Fine tuning in trying times


The radio has been an integral part of our lives, since the time it was invented. Through all the wars, floods, earthquakes, accidents, the radio has stood tall as the most reliable means of communication. Today, on World Radio Day, with the theme of ‘Radio in Times of Emergency and Disaster’, NT BUZZ talks to few radio jockeys across the state to find out the scope for the first modern medium of communication
Janice Rodrigues| NT BUZZ
From the transistors and walkmans, to the music system and now cell phones, all these gadgets come equipped with the series of fine lines that give you music and updates on news, sports and other happenings around you. It is quite rare to come across a person who has not tuned into the radio to listen to the voice of a favourite radio jockey or just for the pure pleasure of listening to music.
However, very few realise that this medium is an all important and powerful communication tool during emergencies too.
This World Radio Day, February 13, the UNESCO has decided to highlight the use of the ‘Radio in Times of Emergency and Disaster’. There have been a lot of examples where the radio had been resorted to, as a means of getting updates, and connecting people during emergency situations. From airing tsunami alerts in Japan and Chile, and information on how to avoid Ebola transmission in Liberia or the weather updates when hurricanes strike in the USA. Closer home in India we had seen the use of the radio in time of the floods and other calamities.
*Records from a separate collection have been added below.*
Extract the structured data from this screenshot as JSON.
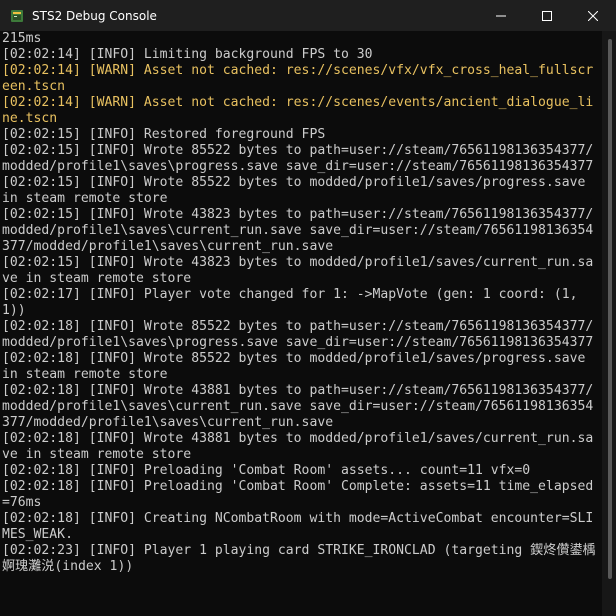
{
  "window": {
    "title": "STS2 Debug Console",
    "minimize_icon": "minimize-icon",
    "maximize_icon": "maximize-icon",
    "close_icon": "close-icon",
    "app_icon": "console-app-icon"
  },
  "colors": {
    "background": "#0c0c0c",
    "text": "#cccccc",
    "warn": "#e8c160"
  },
  "log": [
    {
      "level": "info",
      "text": "215ms"
    },
    {
      "level": "info",
      "text": "[02:02:14] [INFO] Limiting background FPS to 30"
    },
    {
      "level": "warn",
      "text": "[02:02:14] [WARN] Asset not cached: res://scenes/vfx/vfx_cross_heal_fullscreen.tscn"
    },
    {
      "level": "warn",
      "text": "[02:02:14] [WARN] Asset not cached: res://scenes/events/ancient_dialogue_line.tscn"
    },
    {
      "level": "info",
      "text": "[02:02:15] [INFO] Restored foreground FPS"
    },
    {
      "level": "info",
      "text": "[02:02:15] [INFO] Wrote 85522 bytes to path=user://steam/76561198136354377/modded/profile1\\saves\\progress.save save_dir=user://steam/76561198136354377"
    },
    {
      "level": "info",
      "text": "[02:02:15] [INFO] Wrote 85522 bytes to modded/profile1/saves/progress.save in steam remote store"
    },
    {
      "level": "info",
      "text": "[02:02:15] [INFO] Wrote 43823 bytes to path=user://steam/76561198136354377/modded/profile1\\saves\\current_run.save save_dir=user://steam/76561198136354377/modded/profile1\\saves\\current_run.save"
    },
    {
      "level": "info",
      "text": "[02:02:15] [INFO] Wrote 43823 bytes to modded/profile1/saves/current_run.save in steam remote store"
    },
    {
      "level": "info",
      "text": "[02:02:17] [INFO] Player vote changed for 1: ->MapVote (gen: 1 coord: (1, 1))"
    },
    {
      "level": "info",
      "text": "[02:02:18] [INFO] Wrote 85522 bytes to path=user://steam/76561198136354377/modded/profile1\\saves\\progress.save save_dir=user://steam/76561198136354377"
    },
    {
      "level": "info",
      "text": "[02:02:18] [INFO] Wrote 85522 bytes to modded/profile1/saves/progress.save in steam remote store"
    },
    {
      "level": "info",
      "text": "[02:02:18] [INFO] Wrote 43881 bytes to path=user://steam/76561198136354377/modded/profile1\\saves\\current_run.save save_dir=user://steam/76561198136354377/modded/profile1\\saves\\current_run.save"
    },
    {
      "level": "info",
      "text": "[02:02:18] [INFO] Wrote 43881 bytes to modded/profile1/saves/current_run.save in steam remote store"
    },
    {
      "level": "info",
      "text": "[02:02:18] [INFO] Preloading 'Combat Room' assets... count=11 vfx=0"
    },
    {
      "level": "info",
      "text": "[02:02:18] [INFO] Preloading 'Combat Room' Complete: assets=11 time_elapsed=76ms"
    },
    {
      "level": "info",
      "text": "[02:02:18] [INFO] Creating NCombatRoom with mode=ActiveCombat encounter=SLIMES_WEAK."
    },
    {
      "level": "info",
      "text": "[02:02:23] [INFO] Player 1 playing card STRIKE_IRONCLAD (targeting 鍥炵儹鍙楀婀瑰灘涚(index 1))"
    }
  ]
}
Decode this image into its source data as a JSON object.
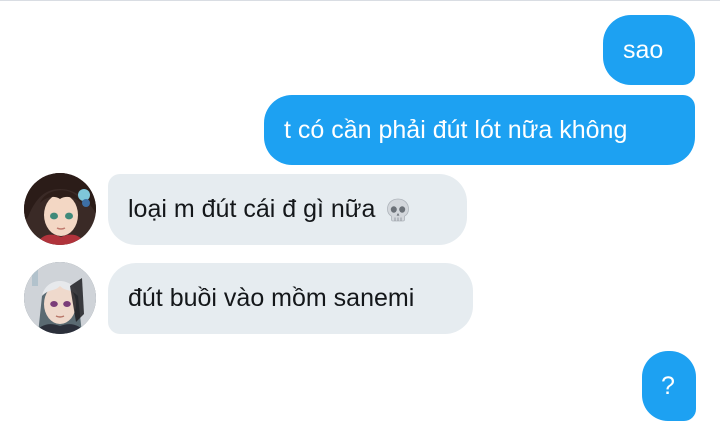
{
  "messages": [
    {
      "sender": "me",
      "text": "sao"
    },
    {
      "sender": "me",
      "text": "t có cần phải đút lót nữa không"
    },
    {
      "sender": "contact",
      "avatar": "avatar-girl-dark-hair",
      "text": "loại m đút cái đ gì nữa",
      "emoji": "skull-icon"
    },
    {
      "sender": "contact",
      "avatar": "avatar-boy-white-hair",
      "text": "đút buồi vào mồm sanemi"
    },
    {
      "sender": "me",
      "text": "?"
    }
  ],
  "colors": {
    "outgoing_bubble": "#1da1f2",
    "outgoing_text": "#ffffff",
    "incoming_bubble": "#e6ecf0",
    "incoming_text": "#14171a"
  }
}
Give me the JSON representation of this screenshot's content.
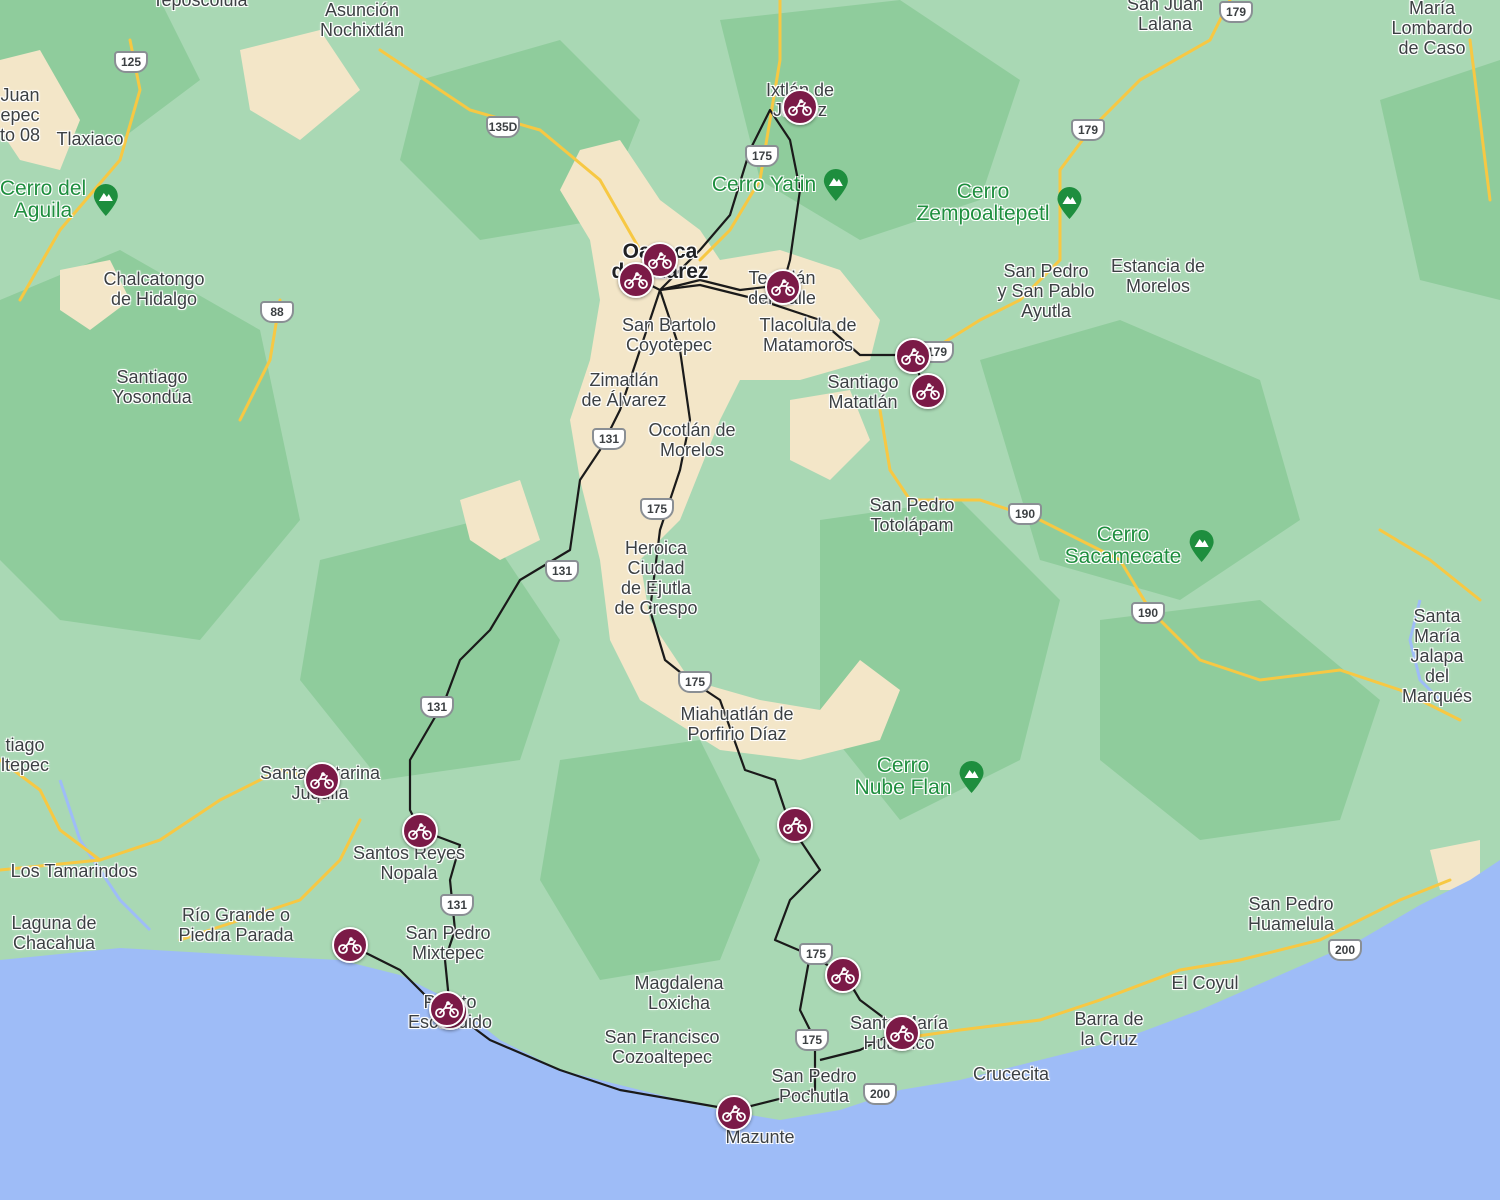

The amateur radio, HAM in Kolkata became a vital lifeline for many people inquiring about family members who were incommunicable during the Chennai floods; while the Mumbai Amateur Radio Society were at work during the Mumbai train bombings, Maharashtra floods, Indian Ocean earthquake and even the Gujarat earthquake providing necessary communication links after other modes of communication failed. “The radio has a much wider reach and nowadays there are various smaller sections of society setting up their own community radios which cater to their specific needs. And with this concept the radio is penetrating more into the rural areas in India, rather than in the urban. The use of radio in emergencies like natural disasters and other such calamities is of utmost reliance, as when all other signals die down, the radio is the only signal that generally works. “So you will have people tuning in to the radio to get updates rather than rely on the cellphones,” says Sachin Chatte, RJ, AIR FM Rainbow. The reach of the radio is so wide, that in fact during emergencies people are told to keep the radio safe and keep a stash of spare batteries.
Radio jockeys across the state have stressed on the relevance of the medium, however, they say that the radio is more readily used in the western countries and that the full potential has to be yet seen in India. “In countries like the USA where they have specialised radio channels it is used more often for emergencies. In places like the metros Mumbai, Bangaluru, they give updates about what’s happening on a daily basis, but very rarely do you come across people talking about emergencies. Like in the USA when the hurricane hit, there were a lot of updates with the scenarios and evacuation process. In India maybe we haven’t had an emergency of that magnitude, but I have heard some updates about train accidents,” says Godfrey Gomes, RJ, FM Rainbow.
In Goa itself, the radio has yet to be seen as a medium of communication, with most radio channels airing music it still needs to see the light of a more involved approach, though certain channels do keep updated with what is happening around the state. “Unlike other mediums, Radio is a ‘now’ medium. Something happens, and the RJ announces it instantly. Our radio channel has a segment on traffic. If there is a traffic jam or an accident, listeners call, we announce and give alternate routes which help people save on time,” says Pankaj Kurtarkar, RJ, Radio Mirchi.
Fortunately, Goa has not been faced with an emergency that would warrant the use of the radio, however it has been used to help people in times of need. “Coming to the Goan scenario, there have not been emergencies of a huge magnitude, but there have been instances of people asking for help. Like one instance, there was a caretaker whose dog went missing, while the owners were out of station. After searching around to no avail, she came to ask the radio station for help and we aired it. And soon enough, we got a caller telling us he spotted the dog,” says Sachin.
Uday chari, from BIG FM also recounts an incident when the radio was used during a time of need: “Touch wood there has been hardly any situation in Goa for which we had to depend on the radio. But I remember once there was an unannounced strike by FORCE and we were getting many inquiries from our listeners. Though we were not able to help the situation, many people got an idea of what was happening in real time. We were getting calls and updating listeners about the situations in Porvorim, Vasco, Mapusa Cortalim, etc. Now that does not mean that radio does not help. Many a time we get phone calls saying that when they drive though they know the traffic rules, radio shows help them relearn them. But god forbid if anything happens in Goa, radio can play a major role in emergency.”
The radio and its potential still needs to be tapped, however, sometimes policies too, play a major role in stating what gets aired and what doesn’t. “Generally it all comes down to the policies of the radio channel, like for Rainbow FM, since we come under the management of the Central Government, we cannot air something until we get an order from there. Though we may not have had any major tragedy in Goa, but I think when the time comes people will use all possible means of communication, including the radio,” says Godfrey.